**YOUR ASSIGNMENT**
Write out every line below that contains "hashtag".

**PROVIDED RECORDS**
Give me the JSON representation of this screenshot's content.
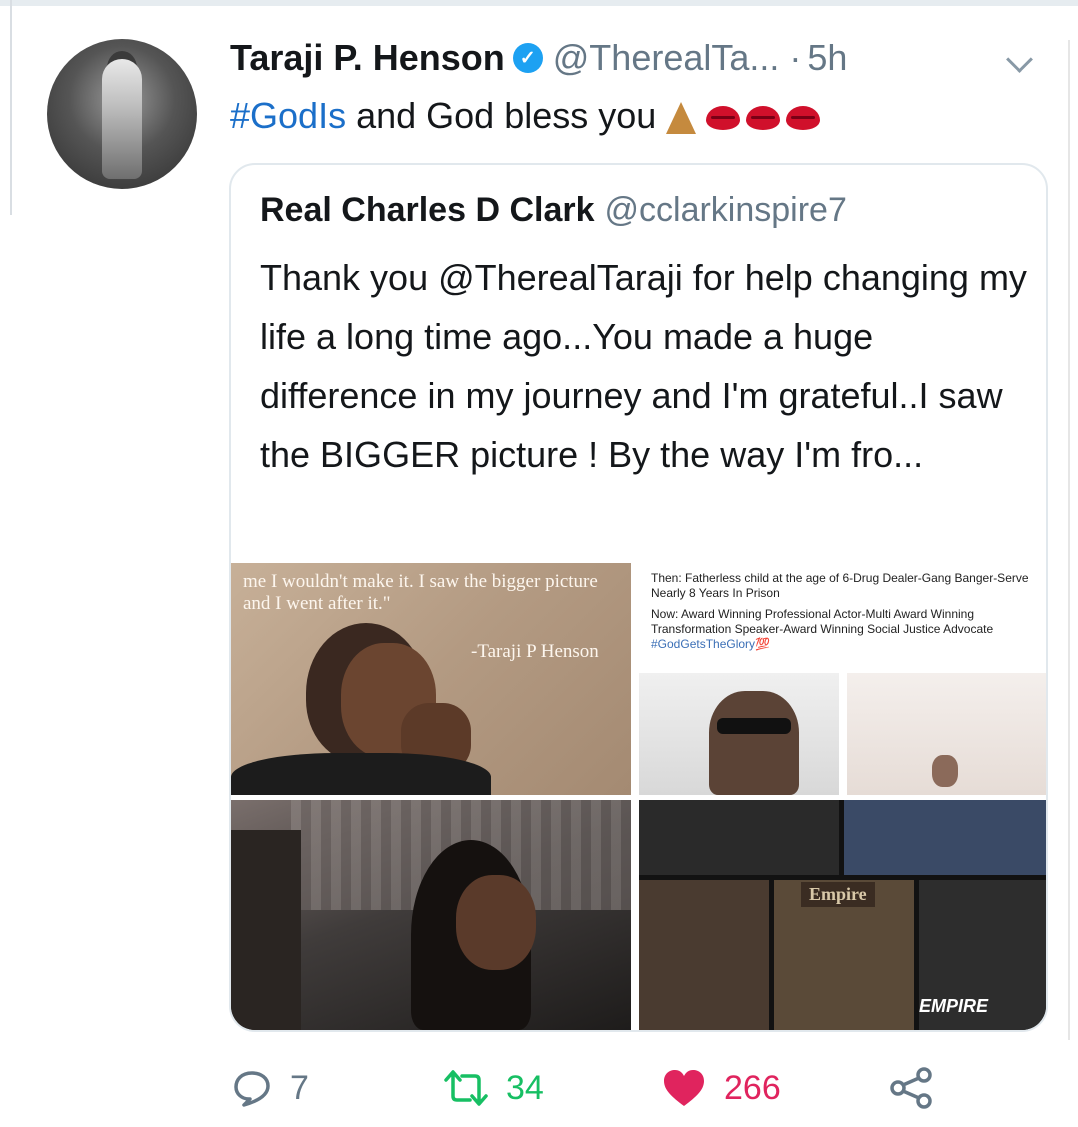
{
  "tweet": {
    "author_name": "Taraji P. Henson",
    "author_handle": "@TherealTa...",
    "separator": "·",
    "time": "5h",
    "hashtag": "#GodIs",
    "text_rest": " and God bless you",
    "emojis": [
      "praying-hands",
      "kiss-mark",
      "kiss-mark",
      "kiss-mark"
    ]
  },
  "quoted_tweet": {
    "author_name": "Real Charles D Clark",
    "author_handle": "@cclarkinspire7",
    "text": "Thank you @TherealTaraji for help changing my life a long time ago...You made a huge difference in my journey and I'm grateful..I saw the BIGGER picture ! By the way I'm fro...",
    "media": {
      "quote_card": {
        "quote": "me I wouldn't make it. I saw the bigger picture and I went after it.\"",
        "author": "-Taraji P Henson"
      },
      "bio_card": {
        "then": "Then: Fatherless child at the age of 6-Drug Dealer-Gang Banger-Serve Nearly 8 Years In Prison",
        "now": "Now: Award Winning Professional Actor-Multi Award Winning Transformation Speaker-Award Winning Social Justice Advocate",
        "hashtag": "#GodGetsTheGlory💯"
      },
      "collage_labels": [
        "Empire",
        "EMPIRE"
      ]
    }
  },
  "actions": {
    "reply_count": "7",
    "retweet_count": "34",
    "like_count": "266"
  },
  "colors": {
    "link": "#1b6fc9",
    "verified": "#1da1f2",
    "retweet": "#17bf63",
    "like": "#e0245e",
    "muted": "#657786"
  }
}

**EXERCISE RESPONSE**
    "hashtag": "#GodIs",
        "hashtag": "#GodGetsTheGlory💯"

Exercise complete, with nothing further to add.